Has it happened to you yet? A patient brings in a smartphone and asks you to review data collected by an app. Another patient asks if you recommend an app to help monitor mood. A different patient asks if you think a certain app for cognitive behavioral therapy may be effective. Understanding some of the fundamental opportunities and challenges of psychiatry apps provides a foundation for addressing their role in clinical care.
From fitness trackers that document patient activity levels to smartphone apps that promise real-time symptom updates, new sensors and apps are constantly being developed for psychiatry. It is estimated that there are currently more than 400,000 health care–related apps with thousands specific to psychiatry.1 National organizations, such as the British National Health Service, have begun to offer official recommendations for selecting psychiatry-related apps. Likewise, professional organizations (eg, the American Psychological Association) have issued practice updates to reflect the growing importance of this technology. With large technology companies (eg, Apple, IBM) entering this market, the pace of new offerings is likely to increase.2 While the rate of new app launches is a benchmark of technical progress, their short- and long-term efficacy, cost, and safety—and a host of privacy and legal issues—have yet to be determined.

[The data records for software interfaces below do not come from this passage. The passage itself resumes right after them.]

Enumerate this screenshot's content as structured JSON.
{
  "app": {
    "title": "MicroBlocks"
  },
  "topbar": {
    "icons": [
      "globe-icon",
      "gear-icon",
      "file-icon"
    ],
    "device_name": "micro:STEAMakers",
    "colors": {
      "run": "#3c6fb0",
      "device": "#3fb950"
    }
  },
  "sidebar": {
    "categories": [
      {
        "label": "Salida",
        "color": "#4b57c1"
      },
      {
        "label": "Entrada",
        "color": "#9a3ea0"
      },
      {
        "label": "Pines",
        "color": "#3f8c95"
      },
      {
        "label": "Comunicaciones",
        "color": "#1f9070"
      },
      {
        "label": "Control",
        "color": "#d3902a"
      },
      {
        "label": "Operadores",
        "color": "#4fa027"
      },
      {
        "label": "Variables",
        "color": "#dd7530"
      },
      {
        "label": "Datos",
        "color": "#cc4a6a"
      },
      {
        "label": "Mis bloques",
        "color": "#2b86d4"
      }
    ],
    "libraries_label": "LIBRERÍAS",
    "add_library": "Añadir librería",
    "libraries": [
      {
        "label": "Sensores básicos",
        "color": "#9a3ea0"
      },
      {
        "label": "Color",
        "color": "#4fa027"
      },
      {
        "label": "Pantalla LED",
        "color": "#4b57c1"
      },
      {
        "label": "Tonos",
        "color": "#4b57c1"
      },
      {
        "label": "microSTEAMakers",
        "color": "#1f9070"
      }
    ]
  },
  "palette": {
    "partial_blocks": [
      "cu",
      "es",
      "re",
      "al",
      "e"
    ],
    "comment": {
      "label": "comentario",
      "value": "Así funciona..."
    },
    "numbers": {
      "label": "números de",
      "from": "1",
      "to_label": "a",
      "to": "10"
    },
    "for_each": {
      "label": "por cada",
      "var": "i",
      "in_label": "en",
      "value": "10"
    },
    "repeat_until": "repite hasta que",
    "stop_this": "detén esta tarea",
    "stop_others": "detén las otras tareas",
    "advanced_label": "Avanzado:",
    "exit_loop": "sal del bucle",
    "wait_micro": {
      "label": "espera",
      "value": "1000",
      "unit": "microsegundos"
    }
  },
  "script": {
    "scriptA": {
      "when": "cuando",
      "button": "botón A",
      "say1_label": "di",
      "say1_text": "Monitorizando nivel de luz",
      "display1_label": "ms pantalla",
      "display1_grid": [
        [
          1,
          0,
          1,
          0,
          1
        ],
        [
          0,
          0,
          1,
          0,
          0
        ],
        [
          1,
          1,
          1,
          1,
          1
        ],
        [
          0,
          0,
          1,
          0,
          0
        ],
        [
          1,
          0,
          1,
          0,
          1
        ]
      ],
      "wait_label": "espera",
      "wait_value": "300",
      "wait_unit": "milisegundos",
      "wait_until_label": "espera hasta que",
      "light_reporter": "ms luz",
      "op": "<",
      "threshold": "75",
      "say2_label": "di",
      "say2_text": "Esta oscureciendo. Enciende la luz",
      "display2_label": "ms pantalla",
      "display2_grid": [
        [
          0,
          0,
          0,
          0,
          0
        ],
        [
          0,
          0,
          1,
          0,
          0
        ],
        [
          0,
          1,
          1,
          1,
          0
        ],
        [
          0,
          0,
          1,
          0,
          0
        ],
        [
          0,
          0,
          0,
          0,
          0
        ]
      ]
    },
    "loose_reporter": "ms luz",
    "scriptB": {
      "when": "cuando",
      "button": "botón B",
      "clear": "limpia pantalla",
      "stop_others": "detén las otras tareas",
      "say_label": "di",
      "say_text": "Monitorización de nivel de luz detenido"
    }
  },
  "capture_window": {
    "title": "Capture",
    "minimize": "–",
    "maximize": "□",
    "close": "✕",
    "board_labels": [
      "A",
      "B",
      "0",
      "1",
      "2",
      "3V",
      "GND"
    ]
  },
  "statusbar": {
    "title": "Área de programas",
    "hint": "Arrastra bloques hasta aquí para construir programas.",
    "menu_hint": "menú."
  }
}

Interest in mobile mental health has increased as psychiatric patients increasingly own and use smartphones and technology. Research suggests that patients not only own smartphones, but they are also amenable to using them for their clinical care.3,4 While many patients, especially those who are older, may not yet own a smartphone, ownership is projected to continue to increase rapidly over the next several years. This increased interest is not unique to psychiatry—there has also been a proliferation of apps for diabetes, pain management, rheumatology, ophthalmology, and many other fields.5-8 Each field is working to better understand the role of smartphone technology in clinical care—and psychiatry is no exception.